- You are protected from the stressors and alcohol use triggers that you would be confronted with in the outside world
- You have access to round-the-clock support for your physical and mental health
- The logistics of survival, such as food and shelter, are taken care of, so you can focus on your recovery
- Since all of your therapy and treatment appointments are in the same place where you’re living, there are no logistical barriers to participation
- Your absence from home gives loves ones who were impacted by your addiction the time and space to do their own healing
#3 Partial Hospitalization
Inpatient rehab is highly effective, but it’s not financially or practically accessible to everyone. Partial hospitalization provides the ability for people to put the time and energy into their recovery while continuing to live at home.
A partial hospitalization program offers the same treatment options as inpatient rehab, but you are not at the facility 24/7. Instead, you check in to a treatment facility every day, where you spend several hours attending the therapy sessions that are laid out in your treatment plan. At the end of each day, you return home where you can be with your family.
There are several benefits to this form of treatment:
- It offers most of the same treatment and therapy options as inpatient rehab at a much lower cost
- You can take comfort in the familiarity of your regular home routines
- There is less of a transition from treatment to real life than is the case with inpatient rehab
#4 Outpatient Rehab
People in both inpatient programs and partial hospitalization programs frequently transition to outpatient programs as they become more self-sufficient. This form of treatment is also the first port of treatment after detox for those with less complex addictions and who have a strong support network of family members and close friends.
Most outpatient programs are run once or twice a week for several hours at a time. The sessions you attend may include individual or group therapy, medical checkups, and more. While outpatient rehab requires a high degree of commitment and accountability, there are several benefits:
- You can participate in treatment while holding down a job and living at home
- You can maintain most of your regular routines
- You can immediately start applying the skills and tools you learn to real-world situations
- Treatment can be tweaked based on the real-life challenges that you experience between sessions
#5 Sober Living
Many people who have participated in any form of rehab do not feel comfortable going straight back into their regular lives without some kind of transition. They fear that they will relapse as soon as something stressful happens. Sober living facilities provide a way for recovering alcoholics to test the waters of the real world while living in a safe environment that supports sobriety.
A sober living facility usually takes the form of a group home setting. You are given a bedroom, and you have access to common areas like the kitchen and living room. All residents of the house are in recovery, and there is a set of rules that must be followed in order for you to continue living there.
The rules vary from one place to the next. Some are highly restrictive, and require you to attend therapy and/or Alcoholics Anonymous (AA) meetings. There may be curfews and limitations on who can visit you and when. Other houses allow more freedom: you can host guests as long as no one brings alcohol or drugs; you can come and go as you please and even go away for weekends; there are fewer rules about AA meetings and therapy sessions.

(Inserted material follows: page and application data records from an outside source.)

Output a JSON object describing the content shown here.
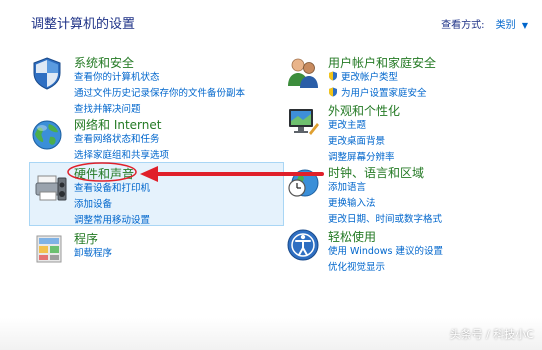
{
  "header": {
    "title": "调整计算机的设置",
    "view_by_label": "查看方式:",
    "view_by_value": "类别"
  },
  "categories": {
    "system": {
      "title": "系统和安全",
      "links": [
        "查看你的计算机状态",
        "通过文件历史记录保存你的文件备份副本",
        "查找并解决问题"
      ]
    },
    "network": {
      "title": "网络和 Internet",
      "links": [
        "查看网络状态和任务",
        "选择家庭组和共享选项"
      ]
    },
    "hardware": {
      "title": "硬件和声音",
      "links": [
        "查看设备和打印机",
        "添加设备",
        "调整常用移动设置"
      ]
    },
    "programs": {
      "title": "程序",
      "links": [
        "卸载程序"
      ]
    },
    "accounts": {
      "title": "用户帐户和家庭安全",
      "links": [
        "更改帐户类型",
        "为用户设置家庭安全"
      ]
    },
    "appearance": {
      "title": "外观和个性化",
      "links": [
        "更改主题",
        "更改桌面背景",
        "调整屏幕分辨率"
      ]
    },
    "clock": {
      "title": "时钟、语言和区域",
      "links": [
        "添加语言",
        "更换输入法",
        "更改日期、时间或数字格式"
      ]
    },
    "ease": {
      "title": "轻松使用",
      "links": [
        "使用 Windows 建议的设置",
        "优化视觉显示"
      ]
    }
  },
  "annotation": {
    "color": "#e0202a"
  },
  "watermark": "头条号 / 科技小C"
}
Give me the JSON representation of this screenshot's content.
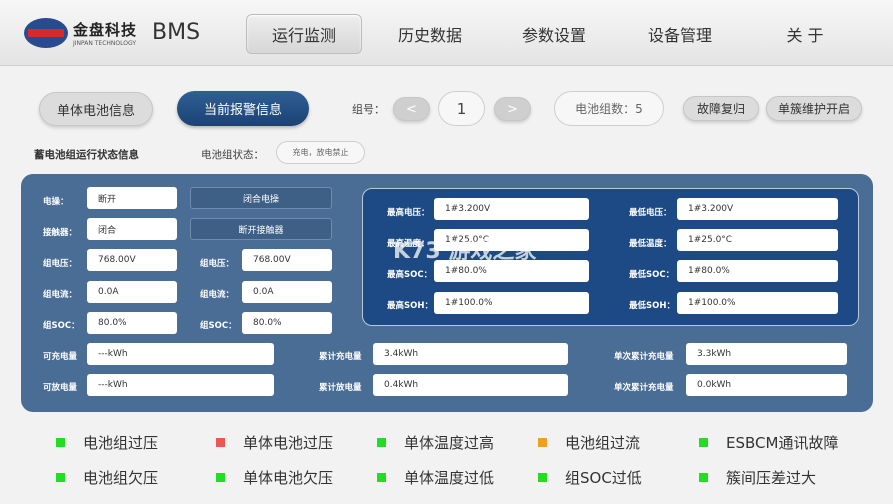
{
  "header": {
    "logo_cn": "金盘科技",
    "logo_en": "JINPAN TECHNOLOGY",
    "app_title": "BMS",
    "nav": [
      "运行监测",
      "历史数据",
      "参数设置",
      "设备管理",
      "关 于"
    ]
  },
  "toolbar": {
    "tab_cell": "单体电池信息",
    "tab_alarm": "当前报警信息",
    "group_label": "组号：",
    "prev": "<",
    "group_no": "1",
    "next": ">",
    "group_count": "电池组数：5",
    "fault_reset": "故障复归",
    "maint_on": "单簇维护开启"
  },
  "status": {
    "section_title": "蓄电池组运行状态信息",
    "state_label": "电池组状态：",
    "state_value": "充电，放电禁止"
  },
  "left": {
    "power_label": "电操：",
    "power_value": "断开",
    "close_btn": "闭合电操",
    "contactor_label": "接触器：",
    "contactor_value": "闭合",
    "open_contactor_btn": "断开接触器",
    "v1_label": "组电压：",
    "v1": "768.00V",
    "v2_label": "组电压：",
    "v2": "768.00V",
    "i1_label": "组电流：",
    "i1": "0.0A",
    "i2_label": "组电流：",
    "i2": "0.0A",
    "soc1_label": "组SOC：",
    "soc1": "80.0%",
    "soc2_label": "组SOC：",
    "soc2": "80.0%"
  },
  "extremes": {
    "max_v_label": "最高电压：",
    "max_v": "1#3.200V",
    "min_v_label": "最低电压：",
    "min_v": "1#3.200V",
    "max_t_label": "最高温度：",
    "max_t": "1#25.0°C",
    "min_t_label": "最低温度：",
    "min_t": "1#25.0°C",
    "max_soc_label": "最高SOC：",
    "max_soc": "1#80.0%",
    "min_soc_label": "最低SOC：",
    "min_soc": "1#80.0%",
    "max_soh_label": "最高SOH：",
    "max_soh": "1#100.0%",
    "min_soh_label": "最低SOH：",
    "min_soh": "1#100.0%"
  },
  "energy": {
    "chargeable_label": "可充电量",
    "chargeable": "---kWh",
    "dischargeable_label": "可放电量",
    "dischargeable": "---kWh",
    "cum_charge_label": "累计充电量",
    "cum_charge": "3.4kWh",
    "cum_discharge_label": "累计放电量",
    "cum_discharge": "0.4kWh",
    "single_charge_label": "单次累计充电量",
    "single_charge": "3.3kWh",
    "single_charge2_label": "单次累计充电量",
    "single_charge2": "0.0kWh"
  },
  "alarms": [
    {
      "label": "电池组过压",
      "color": "#22dd22"
    },
    {
      "label": "单体电池过压",
      "color": "#ee5555"
    },
    {
      "label": "单体温度过高",
      "color": "#22dd22"
    },
    {
      "label": "电池组过流",
      "color": "#f0a020"
    },
    {
      "label": "ESBCM通讯故障",
      "color": "#22dd22"
    },
    {
      "label": "电池组欠压",
      "color": "#22dd22"
    },
    {
      "label": "单体电池欠压",
      "color": "#22dd22"
    },
    {
      "label": "单体温度过低",
      "color": "#22dd22"
    },
    {
      "label": "组SOC过低",
      "color": "#22dd22"
    },
    {
      "label": "簇间压差过大",
      "color": "#22dd22"
    }
  ],
  "watermark": "K73 游戏之家"
}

It is common for people fresh out of rehab to go to the highly restrictive sober living homes first, and then move to less restrictive houses as their recovery progresses.
Getting Started On the Path to Recovery
If you or a loved one are struggling with alcohol addiction, help is available for you. At Thousand Islands Rehab Centre, we offer medical detox facilities as well as comprehensive inpatient addiction treatment that is customized to your unique needs. Alcohol addiction is difficult to overcome, but with the right treatment program and our compassionate approach, a new life can be yours. Call us today for more information.